◆ WHAT IS EXPECTED ◆
Find out how many lines in the records have the string "March" in them, and state only that number.

++++++++++++++++++++

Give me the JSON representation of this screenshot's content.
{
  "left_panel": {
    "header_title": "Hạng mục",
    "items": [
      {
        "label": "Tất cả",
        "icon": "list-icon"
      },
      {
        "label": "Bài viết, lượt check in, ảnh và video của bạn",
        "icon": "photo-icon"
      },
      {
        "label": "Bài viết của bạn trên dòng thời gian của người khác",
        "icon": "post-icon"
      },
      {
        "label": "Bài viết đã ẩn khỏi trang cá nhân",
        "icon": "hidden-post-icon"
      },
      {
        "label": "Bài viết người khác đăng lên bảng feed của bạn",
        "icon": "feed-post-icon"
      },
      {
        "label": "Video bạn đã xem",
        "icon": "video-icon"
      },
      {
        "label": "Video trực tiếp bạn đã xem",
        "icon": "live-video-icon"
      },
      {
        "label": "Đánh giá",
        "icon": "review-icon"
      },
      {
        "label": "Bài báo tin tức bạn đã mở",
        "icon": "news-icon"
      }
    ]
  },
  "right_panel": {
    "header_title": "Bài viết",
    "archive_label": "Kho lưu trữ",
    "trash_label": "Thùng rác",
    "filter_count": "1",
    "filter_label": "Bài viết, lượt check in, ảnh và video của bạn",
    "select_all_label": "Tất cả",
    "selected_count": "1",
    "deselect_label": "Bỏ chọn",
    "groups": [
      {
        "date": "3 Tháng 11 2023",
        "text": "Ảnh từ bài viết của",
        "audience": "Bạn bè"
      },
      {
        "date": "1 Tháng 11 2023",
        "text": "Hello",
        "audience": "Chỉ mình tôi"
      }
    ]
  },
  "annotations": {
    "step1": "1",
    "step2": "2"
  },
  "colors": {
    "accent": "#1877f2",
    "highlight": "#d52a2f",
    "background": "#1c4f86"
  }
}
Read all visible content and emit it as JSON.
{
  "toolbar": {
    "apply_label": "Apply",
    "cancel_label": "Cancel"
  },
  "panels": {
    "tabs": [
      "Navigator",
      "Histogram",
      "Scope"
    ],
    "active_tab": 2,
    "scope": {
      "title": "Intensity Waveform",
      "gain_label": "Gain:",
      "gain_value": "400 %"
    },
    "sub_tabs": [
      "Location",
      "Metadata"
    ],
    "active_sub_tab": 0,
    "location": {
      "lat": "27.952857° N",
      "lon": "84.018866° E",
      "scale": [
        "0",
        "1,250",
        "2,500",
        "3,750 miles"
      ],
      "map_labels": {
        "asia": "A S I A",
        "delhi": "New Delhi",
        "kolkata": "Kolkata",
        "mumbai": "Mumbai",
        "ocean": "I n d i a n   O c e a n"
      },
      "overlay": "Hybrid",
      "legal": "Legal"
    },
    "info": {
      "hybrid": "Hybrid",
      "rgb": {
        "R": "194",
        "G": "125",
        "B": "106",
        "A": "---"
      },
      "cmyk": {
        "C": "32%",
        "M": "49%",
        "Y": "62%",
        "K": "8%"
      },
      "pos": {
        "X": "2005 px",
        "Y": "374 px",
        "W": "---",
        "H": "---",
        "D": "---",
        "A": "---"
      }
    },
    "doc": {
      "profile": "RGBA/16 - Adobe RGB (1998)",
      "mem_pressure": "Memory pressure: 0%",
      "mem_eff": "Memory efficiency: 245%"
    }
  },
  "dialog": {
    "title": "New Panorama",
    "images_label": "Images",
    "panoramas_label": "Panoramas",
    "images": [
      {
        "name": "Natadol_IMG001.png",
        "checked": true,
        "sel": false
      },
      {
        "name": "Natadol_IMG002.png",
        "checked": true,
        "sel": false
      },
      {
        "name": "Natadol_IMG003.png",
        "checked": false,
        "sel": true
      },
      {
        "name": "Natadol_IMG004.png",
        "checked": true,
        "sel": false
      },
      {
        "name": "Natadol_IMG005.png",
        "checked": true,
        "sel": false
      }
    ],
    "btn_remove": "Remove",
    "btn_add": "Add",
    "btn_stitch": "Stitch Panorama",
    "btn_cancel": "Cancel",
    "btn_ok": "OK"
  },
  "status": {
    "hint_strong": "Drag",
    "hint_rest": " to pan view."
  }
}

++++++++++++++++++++

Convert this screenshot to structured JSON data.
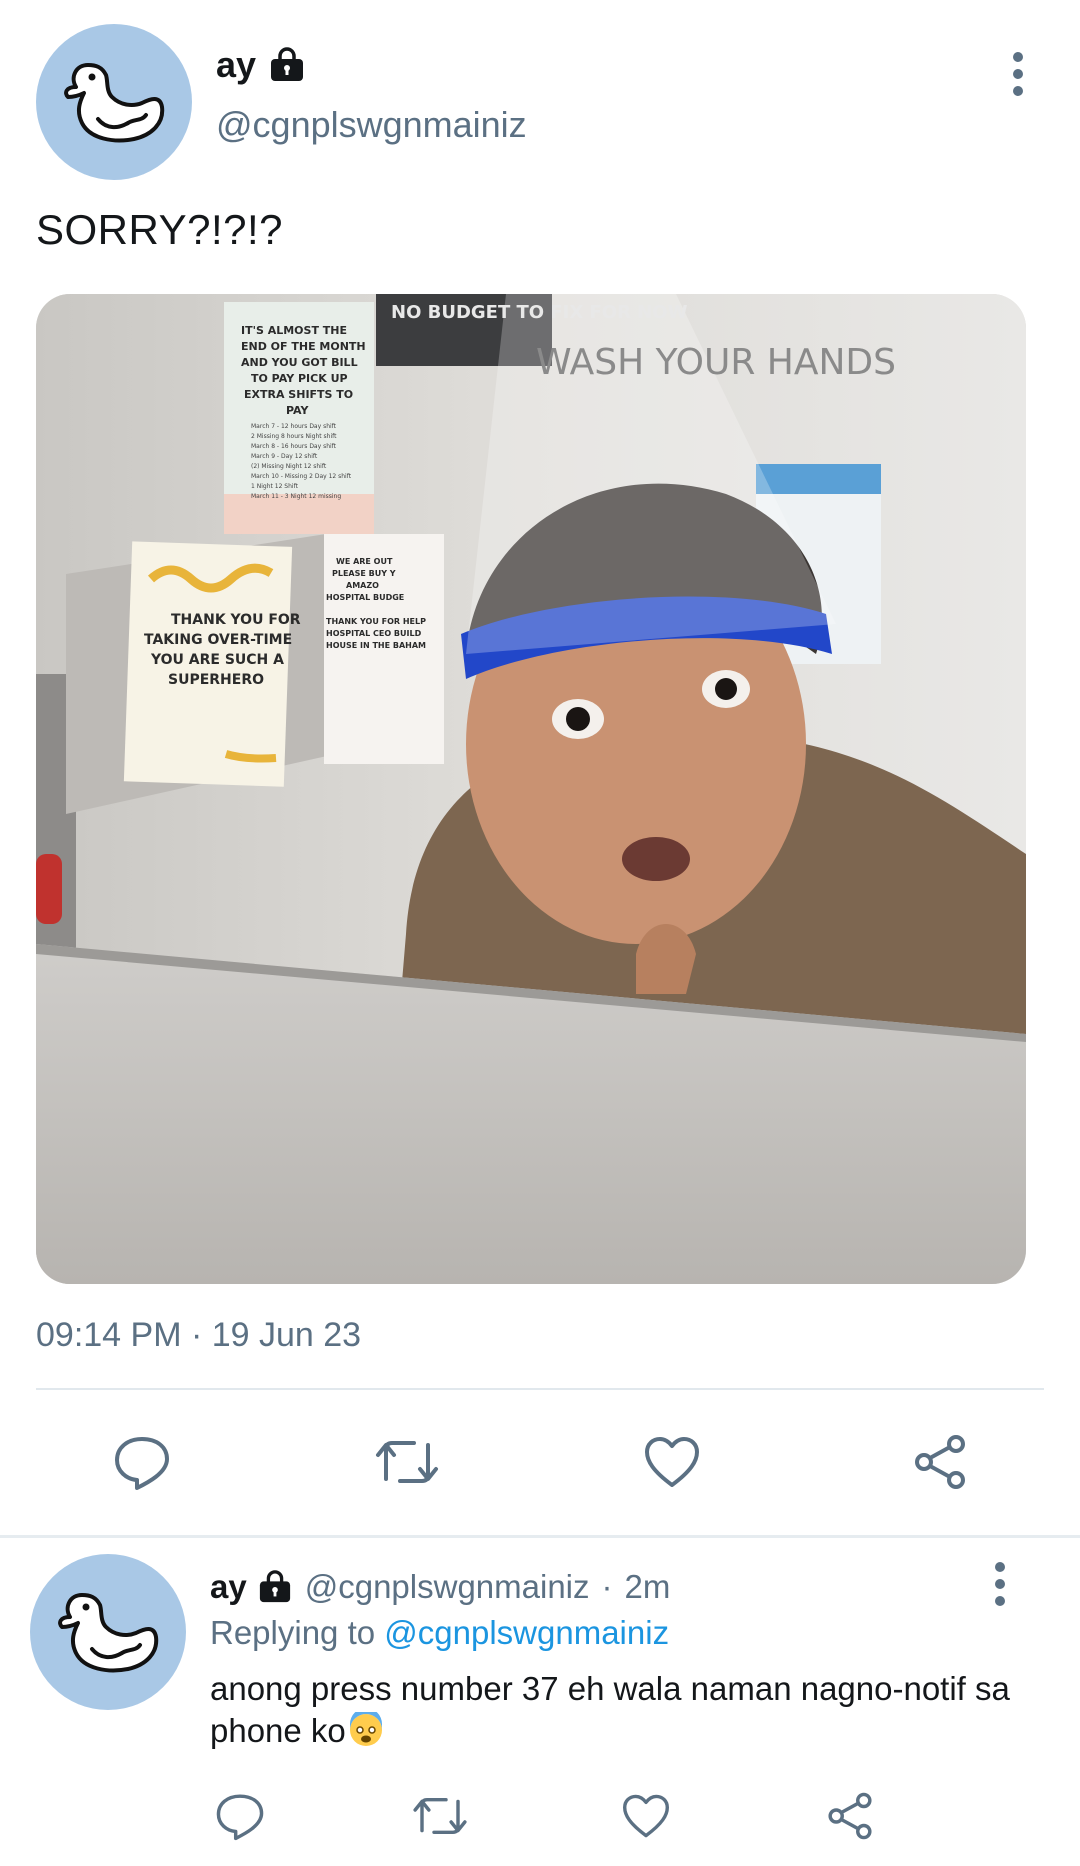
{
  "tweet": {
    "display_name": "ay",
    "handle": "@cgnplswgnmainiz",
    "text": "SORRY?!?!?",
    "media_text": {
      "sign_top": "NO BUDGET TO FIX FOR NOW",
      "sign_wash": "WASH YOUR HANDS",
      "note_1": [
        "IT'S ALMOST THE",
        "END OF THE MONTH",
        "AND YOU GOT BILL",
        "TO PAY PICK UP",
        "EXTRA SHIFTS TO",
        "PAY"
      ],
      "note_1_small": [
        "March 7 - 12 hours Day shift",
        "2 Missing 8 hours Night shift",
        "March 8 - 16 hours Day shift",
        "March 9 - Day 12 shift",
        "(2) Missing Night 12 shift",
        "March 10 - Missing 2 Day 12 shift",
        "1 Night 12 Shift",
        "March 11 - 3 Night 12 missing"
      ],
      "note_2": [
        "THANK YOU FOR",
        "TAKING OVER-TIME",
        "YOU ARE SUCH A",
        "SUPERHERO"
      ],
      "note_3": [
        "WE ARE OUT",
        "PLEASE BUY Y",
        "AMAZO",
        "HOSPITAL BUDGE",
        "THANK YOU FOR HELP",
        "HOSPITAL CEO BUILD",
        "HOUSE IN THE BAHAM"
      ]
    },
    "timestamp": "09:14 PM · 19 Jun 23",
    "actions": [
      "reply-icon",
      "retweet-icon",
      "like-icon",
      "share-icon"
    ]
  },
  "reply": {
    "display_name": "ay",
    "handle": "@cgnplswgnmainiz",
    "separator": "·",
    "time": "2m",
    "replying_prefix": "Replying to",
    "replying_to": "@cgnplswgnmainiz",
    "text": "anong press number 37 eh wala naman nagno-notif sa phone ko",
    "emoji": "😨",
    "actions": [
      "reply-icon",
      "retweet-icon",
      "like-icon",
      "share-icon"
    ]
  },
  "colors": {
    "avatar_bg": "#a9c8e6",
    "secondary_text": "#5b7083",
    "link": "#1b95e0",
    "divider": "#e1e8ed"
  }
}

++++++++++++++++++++

◆ RESPONSE BELOW ◆
5